> _PROVIDED DATA_:
= = =
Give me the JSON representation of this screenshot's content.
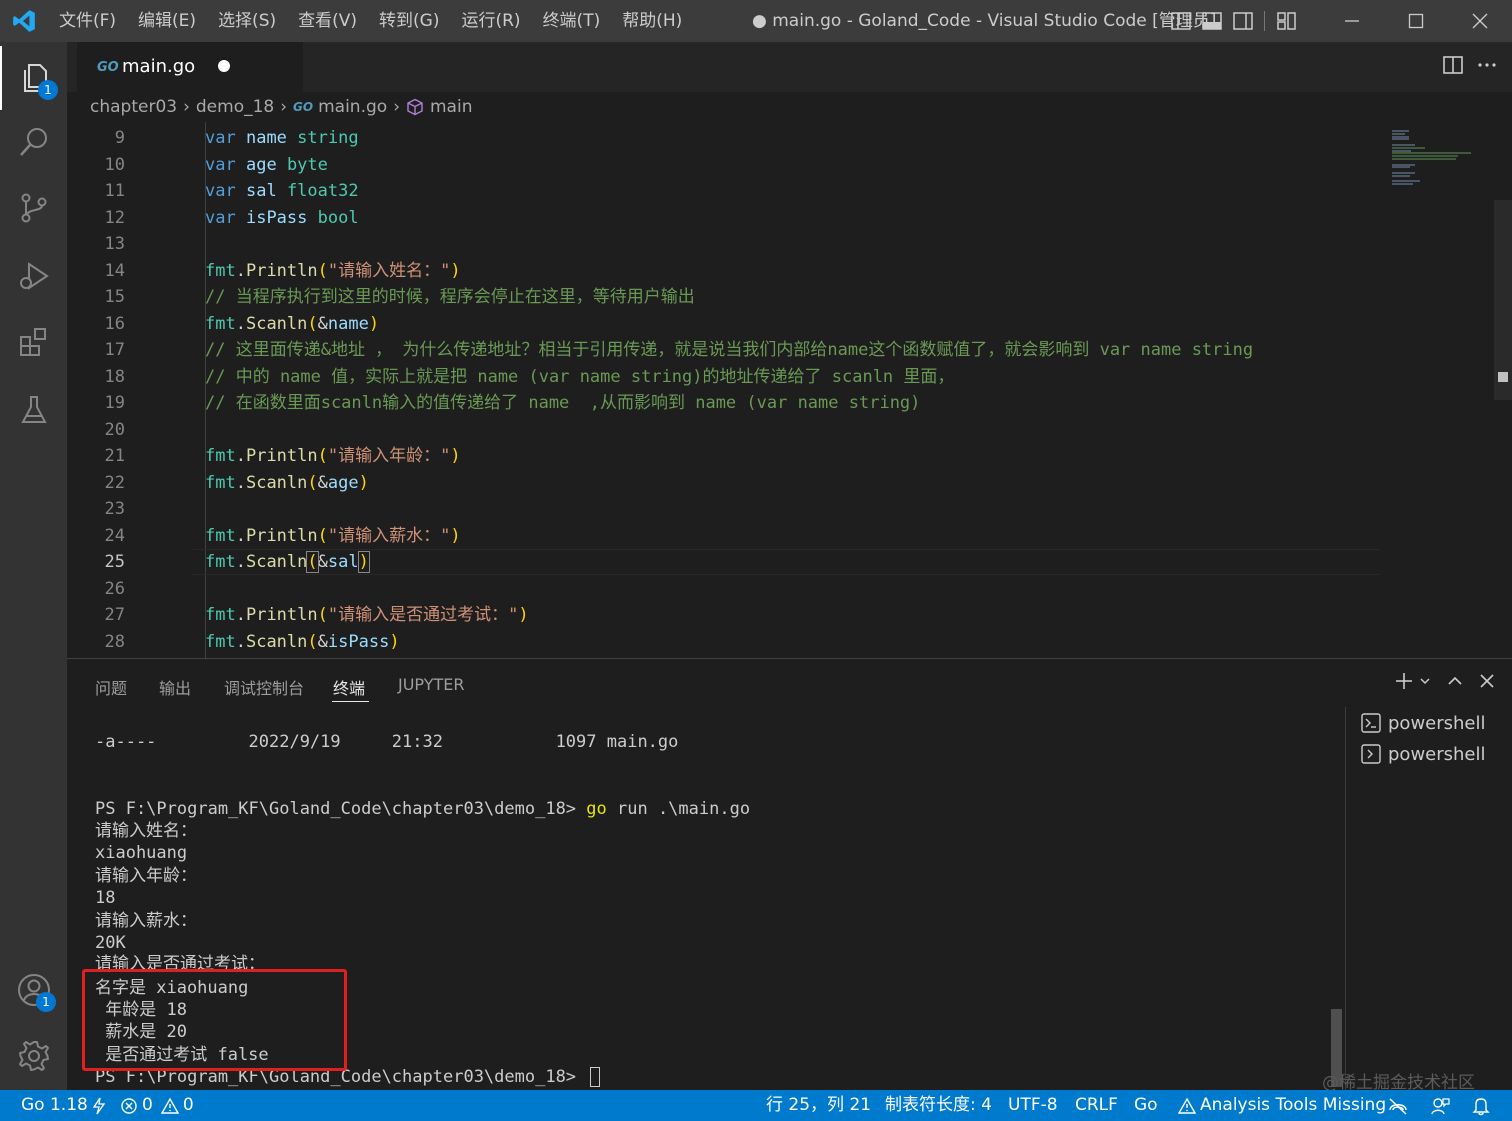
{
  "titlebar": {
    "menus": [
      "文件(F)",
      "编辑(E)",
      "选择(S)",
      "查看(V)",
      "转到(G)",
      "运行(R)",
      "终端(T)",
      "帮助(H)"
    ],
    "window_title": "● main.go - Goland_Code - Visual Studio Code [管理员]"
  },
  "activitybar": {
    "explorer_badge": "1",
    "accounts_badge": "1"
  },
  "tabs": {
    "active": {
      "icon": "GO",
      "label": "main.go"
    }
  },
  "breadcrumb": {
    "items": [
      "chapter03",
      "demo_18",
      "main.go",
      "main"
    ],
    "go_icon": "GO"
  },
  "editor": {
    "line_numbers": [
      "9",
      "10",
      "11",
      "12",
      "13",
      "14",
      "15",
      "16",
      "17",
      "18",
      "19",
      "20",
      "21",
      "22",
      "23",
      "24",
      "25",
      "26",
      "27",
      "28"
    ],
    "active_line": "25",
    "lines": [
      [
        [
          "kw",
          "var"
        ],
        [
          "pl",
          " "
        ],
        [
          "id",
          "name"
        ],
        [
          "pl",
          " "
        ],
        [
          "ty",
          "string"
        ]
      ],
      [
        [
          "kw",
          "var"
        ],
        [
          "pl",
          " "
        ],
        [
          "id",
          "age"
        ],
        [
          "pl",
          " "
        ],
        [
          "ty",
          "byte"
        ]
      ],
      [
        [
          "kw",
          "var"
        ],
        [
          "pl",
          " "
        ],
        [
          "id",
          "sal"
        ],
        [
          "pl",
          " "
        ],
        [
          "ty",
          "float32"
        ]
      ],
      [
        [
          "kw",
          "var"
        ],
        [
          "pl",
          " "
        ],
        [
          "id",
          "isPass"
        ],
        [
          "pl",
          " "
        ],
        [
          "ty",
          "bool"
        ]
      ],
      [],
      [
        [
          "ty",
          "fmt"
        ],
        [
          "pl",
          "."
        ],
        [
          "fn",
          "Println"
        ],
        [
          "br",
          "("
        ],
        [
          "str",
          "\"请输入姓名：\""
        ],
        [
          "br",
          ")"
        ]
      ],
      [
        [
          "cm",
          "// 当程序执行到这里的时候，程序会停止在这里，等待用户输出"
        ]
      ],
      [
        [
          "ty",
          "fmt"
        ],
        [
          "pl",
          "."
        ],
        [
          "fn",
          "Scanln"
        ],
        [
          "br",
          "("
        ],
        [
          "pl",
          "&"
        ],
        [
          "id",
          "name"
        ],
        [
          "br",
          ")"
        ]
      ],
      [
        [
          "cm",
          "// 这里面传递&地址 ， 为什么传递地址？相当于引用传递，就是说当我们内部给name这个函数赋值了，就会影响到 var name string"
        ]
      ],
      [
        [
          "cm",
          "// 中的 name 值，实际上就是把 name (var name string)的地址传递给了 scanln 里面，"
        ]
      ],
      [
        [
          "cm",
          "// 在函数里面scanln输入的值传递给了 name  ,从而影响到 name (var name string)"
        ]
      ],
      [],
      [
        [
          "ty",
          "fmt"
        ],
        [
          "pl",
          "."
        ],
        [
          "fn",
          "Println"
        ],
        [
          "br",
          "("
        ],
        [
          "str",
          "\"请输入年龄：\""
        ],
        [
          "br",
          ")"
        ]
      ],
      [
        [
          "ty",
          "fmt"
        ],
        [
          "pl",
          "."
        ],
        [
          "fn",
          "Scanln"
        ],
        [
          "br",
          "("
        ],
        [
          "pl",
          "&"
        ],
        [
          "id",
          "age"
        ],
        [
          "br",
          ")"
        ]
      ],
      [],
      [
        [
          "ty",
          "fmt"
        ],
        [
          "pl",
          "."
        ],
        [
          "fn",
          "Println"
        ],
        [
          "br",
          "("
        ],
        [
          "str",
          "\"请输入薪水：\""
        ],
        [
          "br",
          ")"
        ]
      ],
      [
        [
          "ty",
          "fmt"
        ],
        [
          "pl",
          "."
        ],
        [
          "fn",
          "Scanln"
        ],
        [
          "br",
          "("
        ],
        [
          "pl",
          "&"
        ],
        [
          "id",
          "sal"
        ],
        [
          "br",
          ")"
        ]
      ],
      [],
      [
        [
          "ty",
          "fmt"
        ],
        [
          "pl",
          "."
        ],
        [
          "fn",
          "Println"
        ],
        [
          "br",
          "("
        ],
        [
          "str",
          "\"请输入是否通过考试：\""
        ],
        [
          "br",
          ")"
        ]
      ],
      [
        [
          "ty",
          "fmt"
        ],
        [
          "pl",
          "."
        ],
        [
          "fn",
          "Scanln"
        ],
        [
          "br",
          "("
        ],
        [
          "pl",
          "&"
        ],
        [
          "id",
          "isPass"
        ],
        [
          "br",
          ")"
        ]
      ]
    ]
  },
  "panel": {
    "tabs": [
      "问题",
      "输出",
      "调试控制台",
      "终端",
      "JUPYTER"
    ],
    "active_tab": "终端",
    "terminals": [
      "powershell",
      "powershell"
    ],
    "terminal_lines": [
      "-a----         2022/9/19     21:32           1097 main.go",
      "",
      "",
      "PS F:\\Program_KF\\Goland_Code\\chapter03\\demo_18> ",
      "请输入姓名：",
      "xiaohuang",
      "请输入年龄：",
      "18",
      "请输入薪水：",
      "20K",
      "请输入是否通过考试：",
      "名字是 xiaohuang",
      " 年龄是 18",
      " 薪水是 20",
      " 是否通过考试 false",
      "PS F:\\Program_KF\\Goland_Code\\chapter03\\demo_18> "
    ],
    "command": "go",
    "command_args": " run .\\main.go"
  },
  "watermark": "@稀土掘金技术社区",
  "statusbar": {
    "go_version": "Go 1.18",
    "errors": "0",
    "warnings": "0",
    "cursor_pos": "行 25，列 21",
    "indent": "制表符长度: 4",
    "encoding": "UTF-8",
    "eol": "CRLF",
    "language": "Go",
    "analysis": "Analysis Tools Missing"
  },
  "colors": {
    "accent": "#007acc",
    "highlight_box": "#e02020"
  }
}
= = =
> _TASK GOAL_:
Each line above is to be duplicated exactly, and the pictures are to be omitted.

> _ANSWER SPACE_:
Give me the JSON representation of this screenshot's content.
{
  "titlebar": {
    "menus": [
      "文件(F)",
      "编辑(E)",
      "选择(S)",
      "查看(V)",
      "转到(G)",
      "运行(R)",
      "终端(T)",
      "帮助(H)"
    ],
    "window_title": "● main.go - Goland_Code - Visual Studio Code [管理员]"
  },
  "activitybar": {
    "explorer_badge": "1",
    "accounts_badge": "1"
  },
  "tabs": {
    "active": {
      "icon": "GO",
      "label": "main.go"
    }
  },
  "breadcrumb": {
    "items": [
      "chapter03",
      "demo_18",
      "main.go",
      "main"
    ],
    "go_icon": "GO"
  },
  "editor": {
    "line_numbers": [
      "9",
      "10",
      "11",
      "12",
      "13",
      "14",
      "15",
      "16",
      "17",
      "18",
      "19",
      "20",
      "21",
      "22",
      "23",
      "24",
      "25",
      "26",
      "27",
      "28"
    ],
    "active_line": "25",
    "lines": [
      [
        [
          "kw",
          "var"
        ],
        [
          "pl",
          " "
        ],
        [
          "id",
          "name"
        ],
        [
          "pl",
          " "
        ],
        [
          "ty",
          "string"
        ]
      ],
      [
        [
          "kw",
          "var"
        ],
        [
          "pl",
          " "
        ],
        [
          "id",
          "age"
        ],
        [
          "pl",
          " "
        ],
        [
          "ty",
          "byte"
        ]
      ],
      [
        [
          "kw",
          "var"
        ],
        [
          "pl",
          " "
        ],
        [
          "id",
          "sal"
        ],
        [
          "pl",
          " "
        ],
        [
          "ty",
          "float32"
        ]
      ],
      [
        [
          "kw",
          "var"
        ],
        [
          "pl",
          " "
        ],
        [
          "id",
          "isPass"
        ],
        [
          "pl",
          " "
        ],
        [
          "ty",
          "bool"
        ]
      ],
      [],
      [
        [
          "ty",
          "fmt"
        ],
        [
          "pl",
          "."
        ],
        [
          "fn",
          "Println"
        ],
        [
          "br",
          "("
        ],
        [
          "str",
          "\"请输入姓名：\""
        ],
        [
          "br",
          ")"
        ]
      ],
      [
        [
          "cm",
          "// 当程序执行到这里的时候，程序会停止在这里，等待用户输出"
        ]
      ],
      [
        [
          "ty",
          "fmt"
        ],
        [
          "pl",
          "."
        ],
        [
          "fn",
          "Scanln"
        ],
        [
          "br",
          "("
        ],
        [
          "pl",
          "&"
        ],
        [
          "id",
          "name"
        ],
        [
          "br",
          ")"
        ]
      ],
      [
        [
          "cm",
          "// 这里面传递&地址 ， 为什么传递地址？相当于引用传递，就是说当我们内部给name这个函数赋值了，就会影响到 var name string"
        ]
      ],
      [
        [
          "cm",
          "// 中的 name 值，实际上就是把 name (var name string)的地址传递给了 scanln 里面，"
        ]
      ],
      [
        [
          "cm",
          "// 在函数里面scanln输入的值传递给了 name  ,从而影响到 name (var name string)"
        ]
      ],
      [],
      [
        [
          "ty",
          "fmt"
        ],
        [
          "pl",
          "."
        ],
        [
          "fn",
          "Println"
        ],
        [
          "br",
          "("
        ],
        [
          "str",
          "\"请输入年龄：\""
        ],
        [
          "br",
          ")"
        ]
      ],
      [
        [
          "ty",
          "fmt"
        ],
        [
          "pl",
          "."
        ],
        [
          "fn",
          "Scanln"
        ],
        [
          "br",
          "("
        ],
        [
          "pl",
          "&"
        ],
        [
          "id",
          "age"
        ],
        [
          "br",
          ")"
        ]
      ],
      [],
      [
        [
          "ty",
          "fmt"
        ],
        [
          "pl",
          "."
        ],
        [
          "fn",
          "Println"
        ],
        [
          "br",
          "("
        ],
        [
          "str",
          "\"请输入薪水：\""
        ],
        [
          "br",
          ")"
        ]
      ],
      [
        [
          "ty",
          "fmt"
        ],
        [
          "pl",
          "."
        ],
        [
          "fn",
          "Scanln"
        ],
        [
          "br",
          "("
        ],
        [
          "pl",
          "&"
        ],
        [
          "id",
          "sal"
        ],
        [
          "br",
          ")"
        ]
      ],
      [],
      [
        [
          "ty",
          "fmt"
        ],
        [
          "pl",
          "."
        ],
        [
          "fn",
          "Println"
        ],
        [
          "br",
          "("
        ],
        [
          "str",
          "\"请输入是否通过考试：\""
        ],
        [
          "br",
          ")"
        ]
      ],
      [
        [
          "ty",
          "fmt"
        ],
        [
          "pl",
          "."
        ],
        [
          "fn",
          "Scanln"
        ],
        [
          "br",
          "("
        ],
        [
          "pl",
          "&"
        ],
        [
          "id",
          "isPass"
        ],
        [
          "br",
          ")"
        ]
      ]
    ]
  },
  "panel": {
    "tabs": [
      "问题",
      "输出",
      "调试控制台",
      "终端",
      "JUPYTER"
    ],
    "active_tab": "终端",
    "terminals": [
      "powershell",
      "powershell"
    ],
    "terminal_lines": [
      "-a----         2022/9/19     21:32           1097 main.go",
      "",
      "",
      "PS F:\\Program_KF\\Goland_Code\\chapter03\\demo_18> ",
      "请输入姓名：",
      "xiaohuang",
      "请输入年龄：",
      "18",
      "请输入薪水：",
      "20K",
      "请输入是否通过考试：",
      "名字是 xiaohuang",
      " 年龄是 18",
      " 薪水是 20",
      " 是否通过考试 false",
      "PS F:\\Program_KF\\Goland_Code\\chapter03\\demo_18> "
    ],
    "command": "go",
    "command_args": " run .\\main.go"
  },
  "watermark": "@稀土掘金技术社区",
  "statusbar": {
    "go_version": "Go 1.18",
    "errors": "0",
    "warnings": "0",
    "cursor_pos": "行 25，列 21",
    "indent": "制表符长度: 4",
    "encoding": "UTF-8",
    "eol": "CRLF",
    "language": "Go",
    "analysis": "Analysis Tools Missing"
  },
  "colors": {
    "accent": "#007acc",
    "highlight_box": "#e02020"
  }
}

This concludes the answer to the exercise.